Travel Advice for U.S. Residents of Iranian Descent


On January 5, 2020, hundreds of U.S. residents of Iranian descent—including U.S. citizens, Green Card holders, and Canadian citizens—were detained and questioned at the Peace Arch Border Crossing in Blaine, Washington, as they attempted to reenter the United States. Moreover, many others were denied entry altogether because U.S. Customs and Border Patrol (“CBP”) lacked adequate detention capacity. Those who were detained were held for up to 15 hours in a room without food, water, or explanations. And when these residents were finally questioned, CBP often asked about topics unrelated to their recent travel, such as their political views, allegiances, relatives, and military service. One CBP official flatly stated, “I’m sorry, this is just the wrong time for you guys [persons of Iranian descent].”

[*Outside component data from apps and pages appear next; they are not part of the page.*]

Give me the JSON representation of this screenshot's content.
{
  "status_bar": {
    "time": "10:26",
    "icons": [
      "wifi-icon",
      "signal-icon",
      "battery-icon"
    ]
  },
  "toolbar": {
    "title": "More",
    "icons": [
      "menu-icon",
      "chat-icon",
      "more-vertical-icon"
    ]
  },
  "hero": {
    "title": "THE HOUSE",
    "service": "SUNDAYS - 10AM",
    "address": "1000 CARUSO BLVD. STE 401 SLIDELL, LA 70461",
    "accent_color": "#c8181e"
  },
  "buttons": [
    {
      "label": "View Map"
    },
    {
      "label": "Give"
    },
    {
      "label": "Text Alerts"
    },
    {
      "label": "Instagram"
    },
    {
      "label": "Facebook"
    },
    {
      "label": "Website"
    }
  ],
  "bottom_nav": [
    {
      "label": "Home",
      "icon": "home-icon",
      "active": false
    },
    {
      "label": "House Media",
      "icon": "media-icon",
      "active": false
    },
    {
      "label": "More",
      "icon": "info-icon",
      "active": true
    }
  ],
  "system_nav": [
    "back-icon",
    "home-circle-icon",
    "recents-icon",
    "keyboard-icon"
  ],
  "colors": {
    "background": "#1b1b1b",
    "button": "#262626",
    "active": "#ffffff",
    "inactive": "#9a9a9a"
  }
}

Additionally, CBP has reportedly disseminated an order to report and detain anyone with Iranian heritage who is deemed potentially suspicious or adversarial, regardless of their citizenship status. CBP has publicly denied both the existence of this order and that it is refusing entry to U.S. citizens of Iranian descent. But there are multiple credible reports from immigration attorneys, advocacy organizations, and first-hand accounts suggesting that the report and this process are both factually true and widespread.

Accordingly, if you are a person of Iranian descent, you may want to reconsider international travel. But if you do travel, you should know your rights. Generally, (1) U.S. citizens cannot be denied entry for refusing to answer questions, but invoking your rights may cause delays; (2) Green Card holders cannot be refused entry unless they have spent an extended time outside the United States or have committed certain crimes; and (3) noncitizen visa holders may be denied entry for refusing to cooperate. Please understand that all persons of Iranian descent—including U.S. citizens—may be subject to detention for hours without food or water. Thus, the elderly and sick will be the most vulnerable to the implementation of these policies.

For more information, please review a “know your rights” brochure from the Council on American-Islamic Relations (“CAIR”), which you can find in English, Arabic, Bengali, Bosnian, Farsi, Somali, and Urdu here: For legal advice concerning your unique factual circumstances, please call our experienced firm at (832) 430-3167, or contact us online, to schedule a preliminary consultation.

Related Posts
  • COVID-19 Vaccine and U.S. Immigration Read More